--- Given entries ---
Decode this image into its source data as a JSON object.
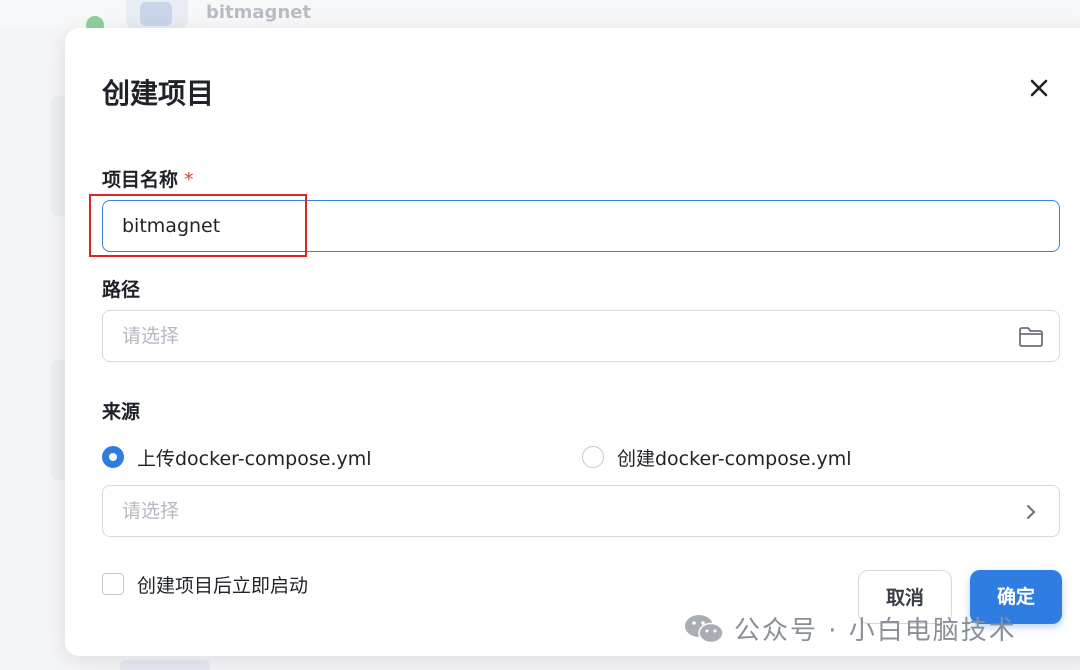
{
  "background": {
    "app_name": "bitmagnet"
  },
  "dialog": {
    "title": "创建项目",
    "close_icon": "close-icon",
    "name_field": {
      "label": "项目名称",
      "required_mark": "*",
      "value": "bitmagnet"
    },
    "path_field": {
      "label": "路径",
      "placeholder": "请选择",
      "icon": "folder-icon"
    },
    "source": {
      "label": "来源",
      "options": [
        {
          "label": "上传docker-compose.yml",
          "selected": true
        },
        {
          "label": "创建docker-compose.yml",
          "selected": false
        }
      ],
      "select_placeholder": "请选择",
      "select_icon": "chevron-right-icon"
    },
    "autostart_checkbox": {
      "label": "创建项目后立即启动",
      "checked": false
    },
    "buttons": {
      "cancel": "取消",
      "confirm": "确定"
    }
  },
  "watermark": {
    "text": "公众号 · 小白电脑技术"
  },
  "colors": {
    "accent": "#2f7de1",
    "highlight_box": "#e02424",
    "required": "#e03f3f"
  }
}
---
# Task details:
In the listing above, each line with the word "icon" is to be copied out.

# Task solution:
    "close_icon": "close-icon",
      "icon": "folder-icon"
      "select_icon": "chevron-right-icon"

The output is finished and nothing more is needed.